While I am an admirer of Massachusetts psychiatrist Alexander Vuckovic for his role in electing Scott Brown, his most recent missive to The Weekly Standard contains a contradiction that dogs many Obamacare critics: if we are opposed to Sarah Palin’s death panels, are we simultaneously for unlimited government health spending?
Many more Republicans have criticized the former than have proposed solutions to the latter. And unsurprisingly so, since none of the solutions to runaway spending are politically riskless.
Case in point: On May 7, Mark Thornton, a veteran of both the FDA and the biotechnology industry, wrote an op-ed for the Wall Street Journal. In it, he blasted the FDA for delaying for three years the approval of Provenge, an innovative new treatment for prostate cancer. “In the three years that it took to duplicate what was already known,” wrote Thornton, “upwards of 80,000 men lost their lives to prostate cancer. This is equal to the number of men killed in combat in the Korean, Vietnam and Iraq wars combined. Those FDA staffers who had a role in preventing the approval of Provenge in 2007 will have to live with this sin of omission.”
In response, a physician named James Smith, of Macon, Ga., wrote a letter to the Journal, pointing out that Provenge is not cheap:
Provenge will cost about $90,000 to $100,000 per treatment and will add about four months of life, on the average, to the population of patients who receive it. It is considered a palliative medicine, not a cure.
Therefore, in that three-year period Dr. Thornton cites, the 80,000 patients would still have died, only four months later at a cost to society of $8 billion.
I do not know if Dr. Thornton will lose much sleep over this issue, though he should if he is concerned about how the money could have been better spent…Progress in our war on cancer comes in small, incremental steps. Small advances at tremendous cost, claimed as major victories, may exhaust the warriors before true victory can be achieved.
Which brings us back to Dr. Vuckovic, who was outraged by Smith’s skepticism:
[Smith] notes—triumphantly!—that the drug sells for $90,000 to $100,000 per patient and will only extend life an average of four months at a “cost to society” of $8 billion for the theoretical (not actual—they’re dead, you see) treatment of 80,000 patients who died during the extended drug approval period. To put it in perspective, that’s 26,000 patient years of life which would have been apportioned to men who would have had a chance to see sons graduating, daughters married, grandchildren born, perhaps wonder one last time at the pyramids of Egypt or the Grand Canyon. And remember—an average of four months translates to anywhere from zero to a year or more of life in that population, as well as including a few actual cures. To Dr. Smith, however, those cancer patients had a duty to die sooner so as to relieve us of the burden of the cost of their care. That a physician can make such an argument and at the same time act morally superior to the rest of us is an indelible bloody stain on my profession. President Obama’s most recent health-czar designate is an unabashed admirer of the British National Health Service, where the Dr. Smiths of the world make the life-and-death decisions. This is the future of American medicine unless we rise up and repeal the Obamacare monstrosity which will soon be gently reminding us all of the duty to die cheaply.
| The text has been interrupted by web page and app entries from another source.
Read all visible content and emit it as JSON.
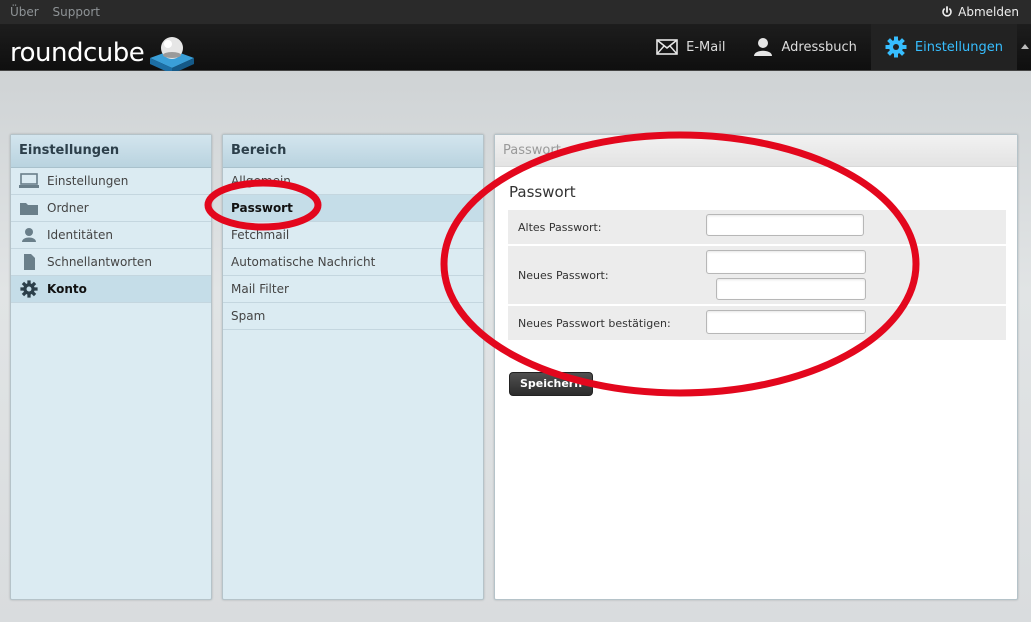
{
  "topline": {
    "links": [
      "Über",
      "Support"
    ],
    "logout_label": "Abmelden"
  },
  "header": {
    "logo_text": "roundcube",
    "tasks": [
      {
        "label": "E-Mail",
        "icon": "envelope-icon"
      },
      {
        "label": "Adressbuch",
        "icon": "person-icon"
      },
      {
        "label": "Einstellungen",
        "icon": "gear-icon",
        "active": true
      }
    ],
    "colors": {
      "active_task": "#37beff",
      "annotation": "#e3071d"
    }
  },
  "sections_panel": {
    "title": "Einstellungen",
    "items": [
      {
        "label": "Einstellungen",
        "icon": "monitor-icon"
      },
      {
        "label": "Ordner",
        "icon": "folder-icon"
      },
      {
        "label": "Identitäten",
        "icon": "identity-icon"
      },
      {
        "label": "Schnellantworten",
        "icon": "document-icon"
      },
      {
        "label": "Konto",
        "icon": "gear-icon",
        "selected": true
      }
    ]
  },
  "area_panel": {
    "title": "Bereich",
    "items": [
      {
        "label": "Allgemein"
      },
      {
        "label": "Passwort",
        "selected": true
      },
      {
        "label": "Fetchmail"
      },
      {
        "label": "Automatische Nachricht"
      },
      {
        "label": "Mail Filter"
      },
      {
        "label": "Spam"
      }
    ]
  },
  "content": {
    "header_title": "Passwort",
    "form_title": "Passwort",
    "fields": {
      "old_password": {
        "label": "Altes Passwort:",
        "value": ""
      },
      "new_password": {
        "label": "Neues Passwort:",
        "value": "",
        "strength_value": ""
      },
      "confirm_password": {
        "label": "Neues Passwort bestätigen:",
        "value": ""
      }
    },
    "save_label": "Speichern"
  }
}
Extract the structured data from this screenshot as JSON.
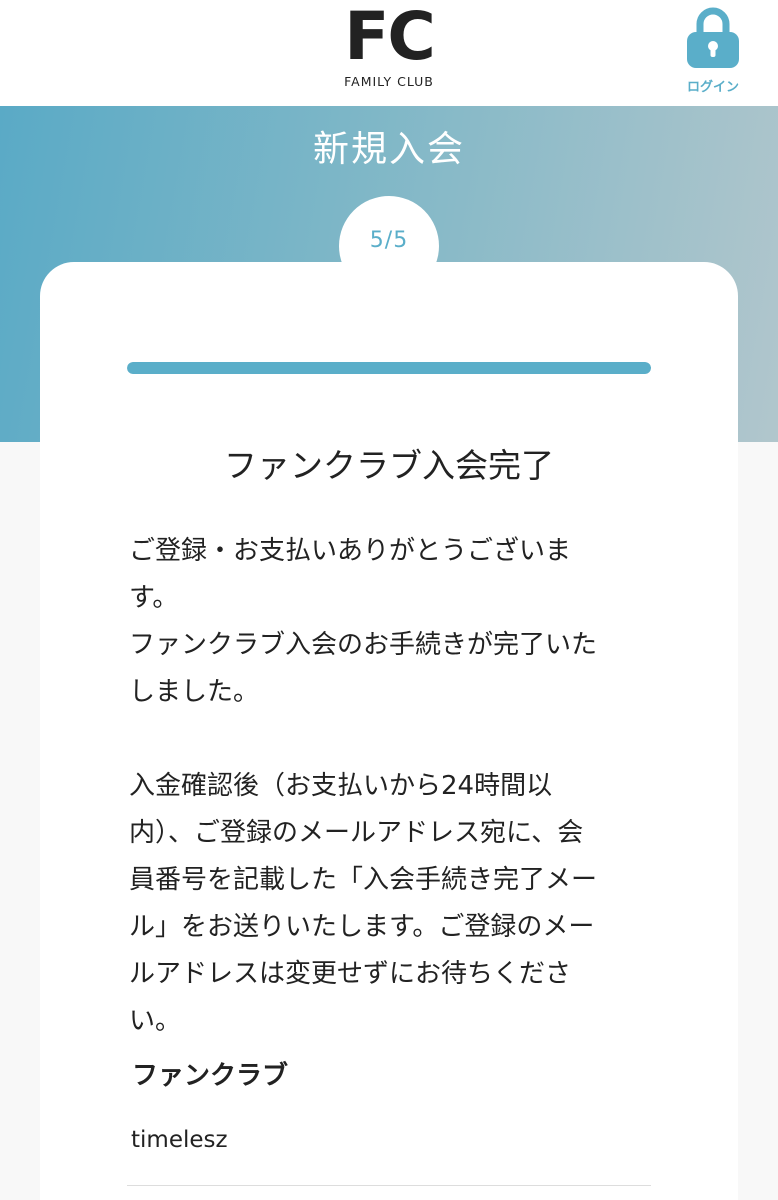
{
  "header": {
    "logo_mark": "FC",
    "logo_sub": "FAMILY CLUB",
    "login_label": "ログイン",
    "login_icon": "lock-icon"
  },
  "hero": {
    "title": "新規入会"
  },
  "steps": {
    "label": "5/5",
    "current": 5,
    "total": 5
  },
  "main": {
    "title": "ファンクラブ入会完了",
    "message": "ご登録・お支払いありがとうございま\nす。\nファンクラブ入会のお手続きが完了いた\nしました。\n\n入金確認後（お支払いから24時間以\n内）、ご登録のメールアドレス宛に、会\n員番号を記載した「入会手続き完了メー\nル」をお送りいたします。ご登録のメー\nルアドレスは変更せずにお待ちくださ\nい。"
  },
  "fanclub": {
    "label": "ファンクラブ",
    "value": "timelesz"
  },
  "colors": {
    "accent": "#5aaec9",
    "hero_start": "#5aaac6",
    "hero_end": "#b1c6cc",
    "card": "#ffffff",
    "text": "#222222"
  }
}
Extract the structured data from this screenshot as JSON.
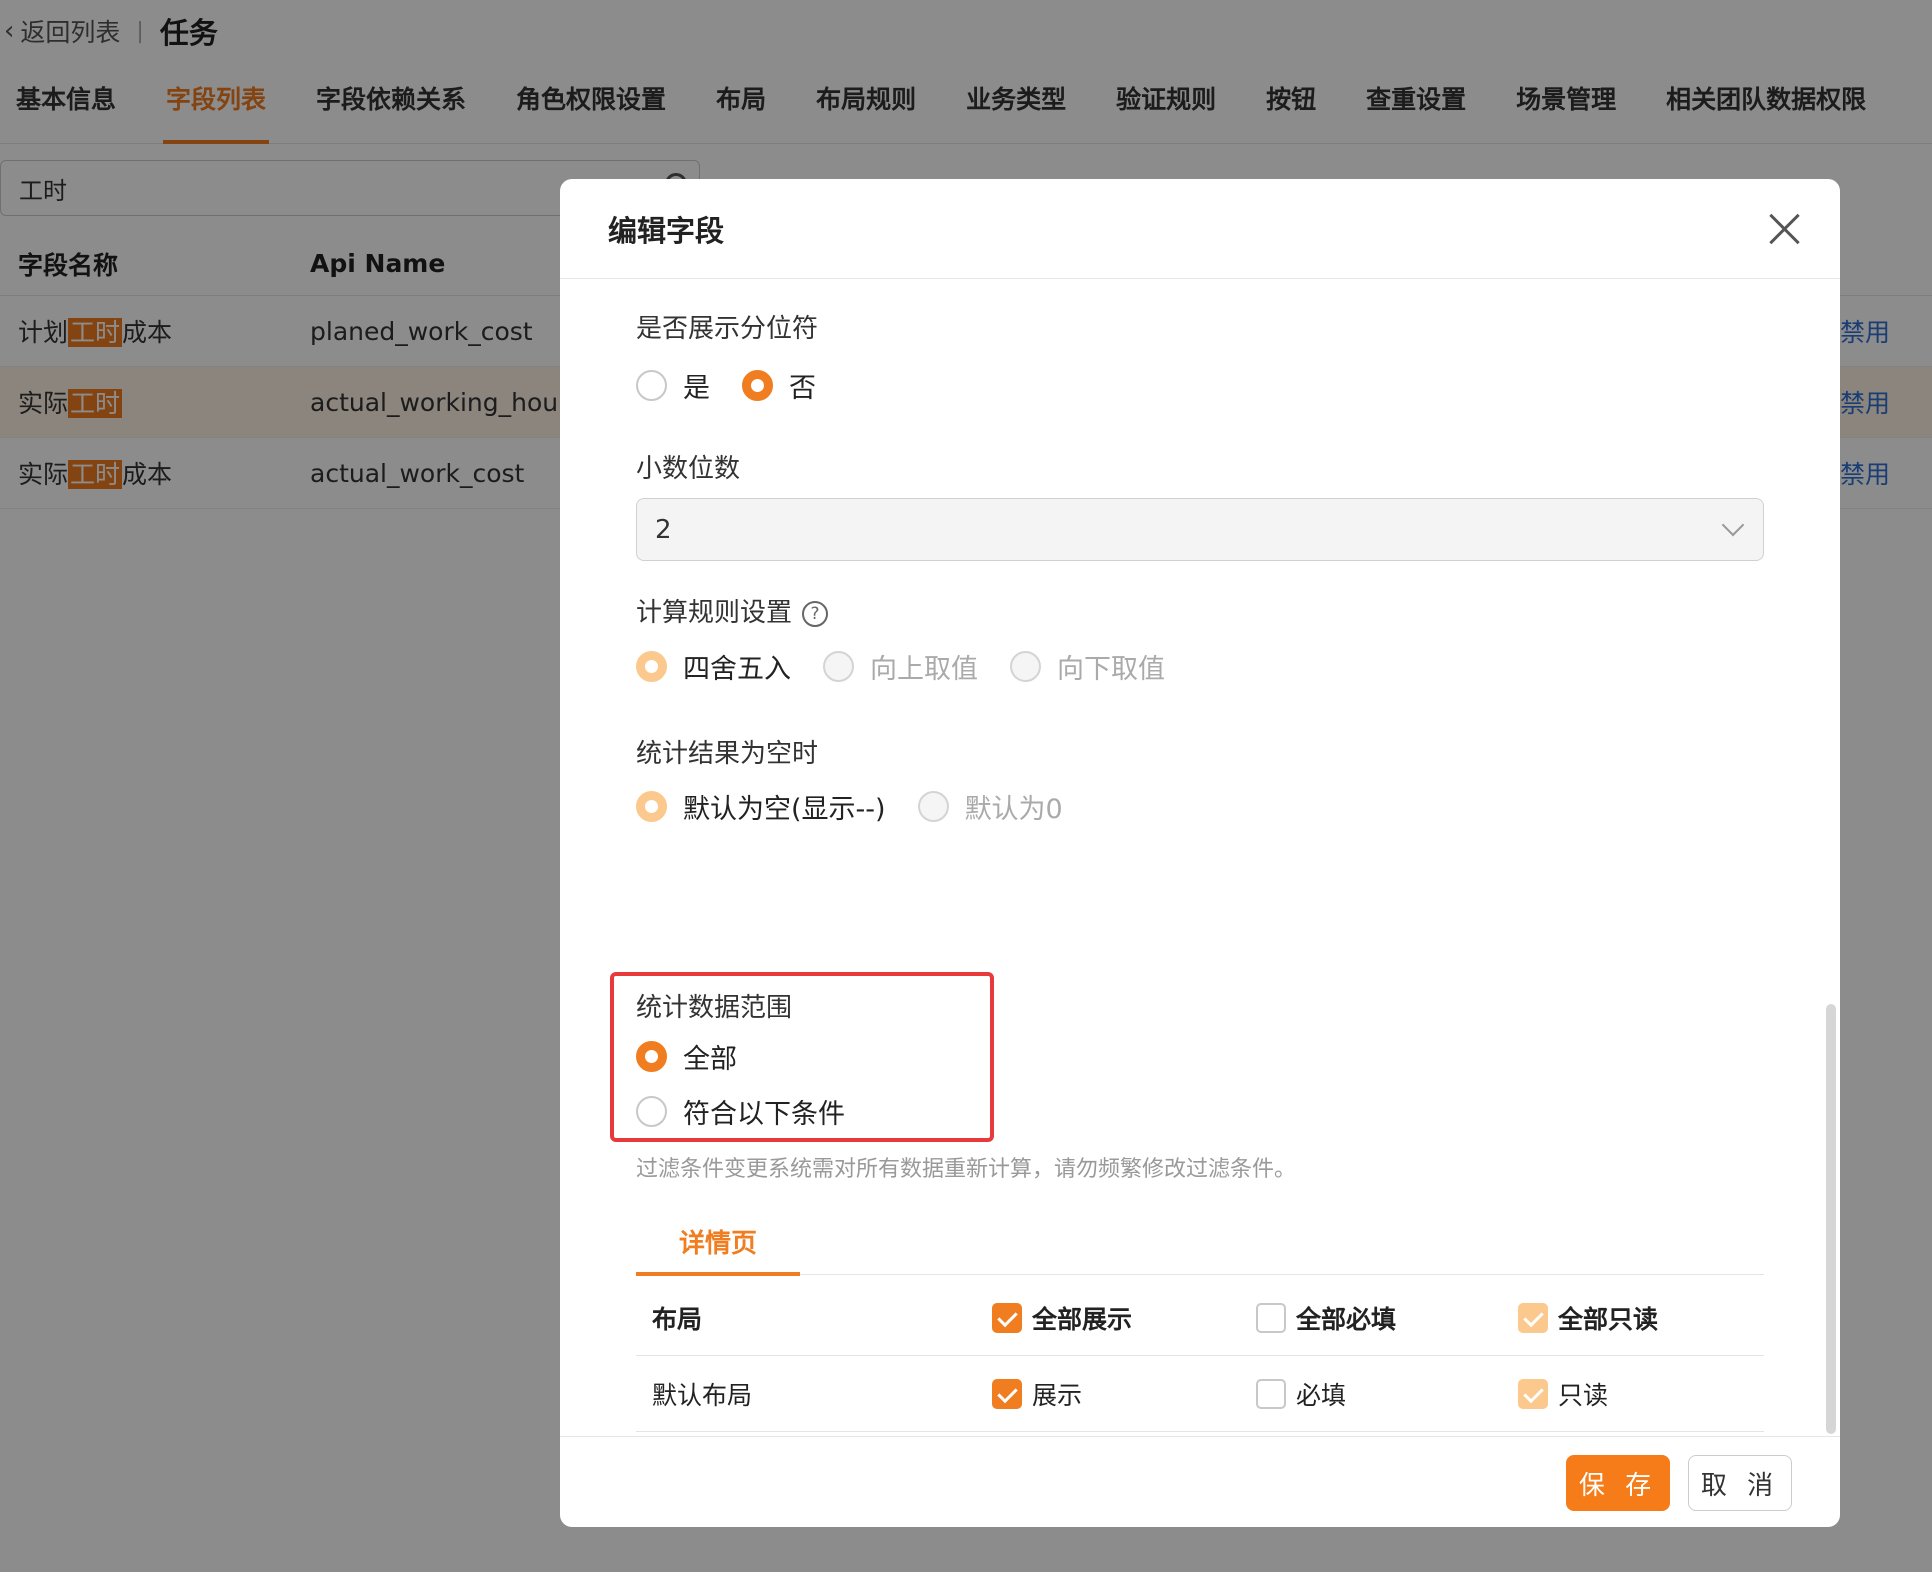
{
  "header": {
    "back_label": "返回列表",
    "separator": "|",
    "title": "任务"
  },
  "tabs": [
    "基本信息",
    "字段列表",
    "字段依赖关系",
    "角色权限设置",
    "布局",
    "布局规则",
    "业务类型",
    "验证规则",
    "按钮",
    "查重设置",
    "场景管理",
    "相关团队数据权限"
  ],
  "active_tab": "字段列表",
  "search": {
    "value": "工时"
  },
  "table": {
    "columns": [
      "字段名称",
      "Api Name"
    ],
    "rows": [
      {
        "name_pre": "计划",
        "name_hl": "工时",
        "name_post": "成本",
        "api": "planed_work_cost",
        "action": "禁用"
      },
      {
        "name_pre": "实际",
        "name_hl": "工时",
        "name_post": "",
        "api": "actual_working_hours",
        "action": "禁用"
      },
      {
        "name_pre": "实际",
        "name_hl": "工时",
        "name_post": "成本",
        "api": "actual_work_cost",
        "action": "禁用"
      }
    ]
  },
  "modal": {
    "title": "编辑字段",
    "separator_field": {
      "label": "是否展示分位符",
      "options": [
        "是",
        "否"
      ],
      "selected": "否"
    },
    "decimal_field": {
      "label": "小数位数",
      "value": "2"
    },
    "rounding_field": {
      "label": "计算规则设置",
      "help": "?",
      "options": [
        "四舍五入",
        "向上取值",
        "向下取值"
      ],
      "selected": "四舍五入"
    },
    "empty_field": {
      "label": "统计结果为空时",
      "options": [
        "默认为空(显示--)",
        "默认为0"
      ],
      "selected": "默认为空(显示--)"
    },
    "range_field": {
      "label": "统计数据范围",
      "options": [
        "全部",
        "符合以下条件"
      ],
      "selected": "全部"
    },
    "hint": "过滤条件变更系统需对所有数据重新计算，请勿频繁修改过滤条件。",
    "detail_tab": "详情页",
    "layout_table": {
      "head": {
        "name": "布局",
        "show": "全部展示",
        "required": "全部必填",
        "readonly": "全部只读"
      },
      "rows": [
        {
          "name": "默认布局",
          "show": "展示",
          "required": "必填",
          "readonly": "只读"
        }
      ]
    },
    "buttons": {
      "save": "保 存",
      "cancel": "取 消"
    }
  },
  "colors": {
    "accent": "#f07d1f",
    "link": "#2f6fd6",
    "highlight_box": "#e8393b"
  }
}
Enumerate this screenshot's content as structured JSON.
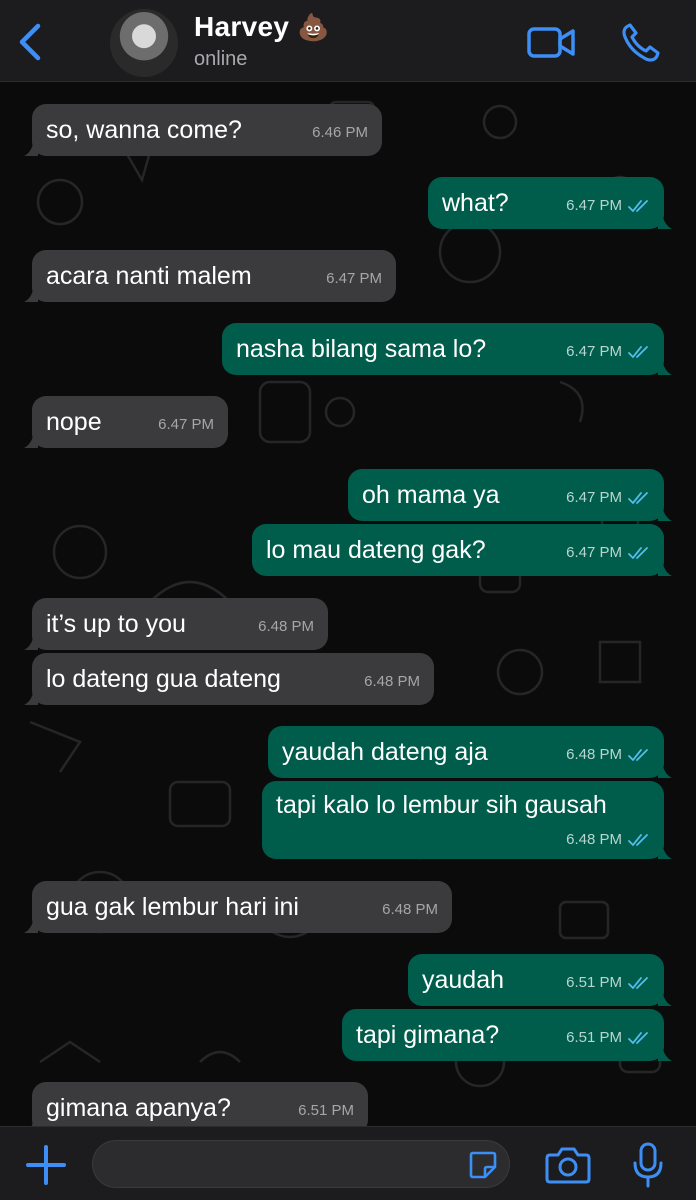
{
  "header": {
    "contact_name": "Harvey",
    "contact_emoji": "💩",
    "status": "online",
    "accent_color": "#3d8ff5"
  },
  "icons": {
    "back": "chevron-left-icon",
    "video": "video-camera-icon",
    "call": "phone-icon",
    "add": "plus-icon",
    "sticker": "sticker-icon",
    "camera": "camera-icon",
    "mic": "microphone-icon"
  },
  "messages": [
    {
      "direction": "in",
      "text": "so, wanna come?",
      "time": "6.46 PM"
    },
    {
      "direction": "out",
      "text": "what?",
      "time": "6.47 PM",
      "read": true
    },
    {
      "direction": "in",
      "text": "acara nanti malem",
      "time": "6.47 PM"
    },
    {
      "direction": "out",
      "text": "nasha bilang sama lo?",
      "time": "6.47 PM",
      "read": true
    },
    {
      "direction": "in",
      "text": "nope",
      "time": "6.47 PM"
    },
    {
      "direction": "out",
      "text": "oh mama ya",
      "time": "6.47 PM",
      "read": true
    },
    {
      "direction": "out",
      "text": "lo mau dateng gak?",
      "time": "6.47 PM",
      "read": true
    },
    {
      "direction": "in",
      "text": "it’s up to you",
      "time": "6.48 PM"
    },
    {
      "direction": "in",
      "text": "lo dateng gua dateng",
      "time": "6.48 PM"
    },
    {
      "direction": "out",
      "text": "yaudah dateng aja",
      "time": "6.48 PM",
      "read": true
    },
    {
      "direction": "out",
      "text": "tapi kalo lo lembur sih gausah",
      "time": "6.48 PM",
      "read": true
    },
    {
      "direction": "in",
      "text": "gua gak lembur hari ini",
      "time": "6.48 PM"
    },
    {
      "direction": "out",
      "text": "yaudah",
      "time": "6.51 PM",
      "read": true
    },
    {
      "direction": "out",
      "text": "tapi gimana?",
      "time": "6.51 PM",
      "read": true
    },
    {
      "direction": "in",
      "text": "gimana apanya?",
      "time": "6.51 PM"
    }
  ],
  "composer": {
    "value": "",
    "placeholder": ""
  }
}
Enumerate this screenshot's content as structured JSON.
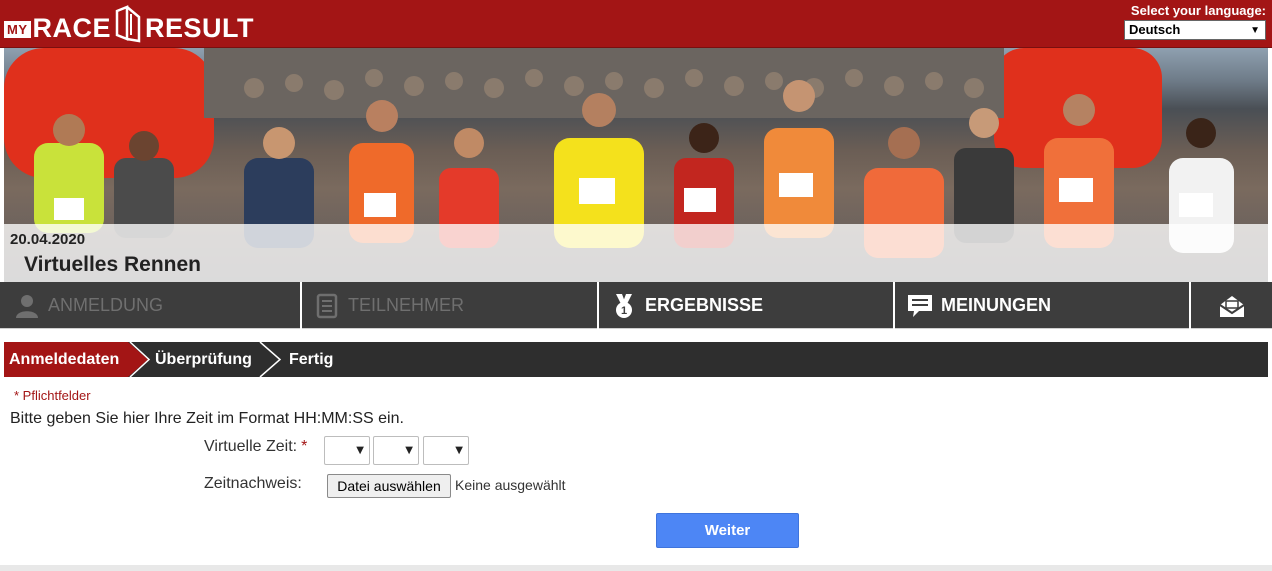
{
  "header": {
    "logo_my": "MY",
    "logo_race": "RACE",
    "logo_result": "RESULT",
    "language_label": "Select your language:",
    "language_selected": "Deutsch"
  },
  "event": {
    "date": "20.04.2020",
    "title": "Virtuelles Rennen"
  },
  "nav": {
    "items": [
      {
        "label": "ANMELDUNG",
        "icon": "user-icon",
        "state": "disabled"
      },
      {
        "label": "TEILNEHMER",
        "icon": "list-icon",
        "state": "disabled"
      },
      {
        "label": "ERGEBNISSE",
        "icon": "medal-icon",
        "state": "active"
      },
      {
        "label": "MEINUNGEN",
        "icon": "chat-icon",
        "state": "active"
      },
      {
        "label": "",
        "icon": "mail-icon",
        "state": "active"
      }
    ]
  },
  "steps": {
    "items": [
      {
        "label": "Anmeldedaten",
        "active": true
      },
      {
        "label": "Überprüfung",
        "active": false
      },
      {
        "label": "Fertig",
        "active": false
      }
    ]
  },
  "form": {
    "required_note": "* Pflichtfelder",
    "instruction": "Bitte geben Sie hier Ihre Zeit im Format HH:MM:SS ein.",
    "time_label": "Virtuelle Zeit:",
    "time_required_mark": "*",
    "hours_value": "",
    "minutes_value": "",
    "seconds_value": "",
    "proof_label": "Zeitnachweis:",
    "file_button": "Datei auswählen",
    "file_status": "Keine ausgewählt",
    "submit": "Weiter"
  },
  "colors": {
    "brand_red": "#a31515",
    "nav_dark": "#3d3d3d",
    "step_dark": "#2e2e2e",
    "button_blue": "#4d86f5"
  }
}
While I am no fan of the FDA’s bureaucratic tendencies, nor of Britain’s NHS, Smith’s concerns are actually quite reasonable. Indeed, it is Vuckovic who overstates his case. After all, as Smith notes, Provenge is not a cure for prostate cancer—but merely a treatment that will extend life by an average of four months. (Vuckovic gets his facts wrong here: Provenge does not result in any actual cures of hormone-refractory prostate cancer; HRPC remains an incurable disease.)
Clearly, in a perfect world, it would be better if we could give Provenge to everyone, just as it would be better if we could give free health care to everyone. Vuckovic, by asserting that no one should be denied Provenge, is unwittingly making the argument for the very kind of socialized medicine he thinks he despises. Given that 65% of prostate cancers are diagnosed in men over 65—i.e., men on Medicare—this is not a theoretical question.
Here is the basic problem. If the state pays for our health care, then the state has a responsibility to ensure that it is paying for cost-effective treatments; otherwise taxpayer dollars are wasted. It is precisely because politicians are afraid to say no to seniors that companies can overcharge Medicare. Spiraling health-care inflation, in turn, leads the government to strike back with unelected bureaucrats who can relieve politicians of that responsibility.
In other words, death panels are the necessary corollary of government-funded health care: once government is paying for health care, government must decide how much it is willing to pay to keep someone alive. The British, unlike many of Obamacare’s advocates, are intellectually honest enough to admit this, and explicitly put a price on the value of a year of a Briton’s life.
On the other hand, the logic of opposing death panels leads necessarily to restructuring the government’s role in funding health care. Precious few Republicans—Paul Ryan excepted—have proposed a way to do this.
The more that individuals are responsible for their own health spending, the more freedom they will gain to seek expensive or inexpensive treatments, based on their own priorities and needs. If Americans want others to pay for their care, they will need to accept that others will decide how they will be treated. I hope we choose the former route.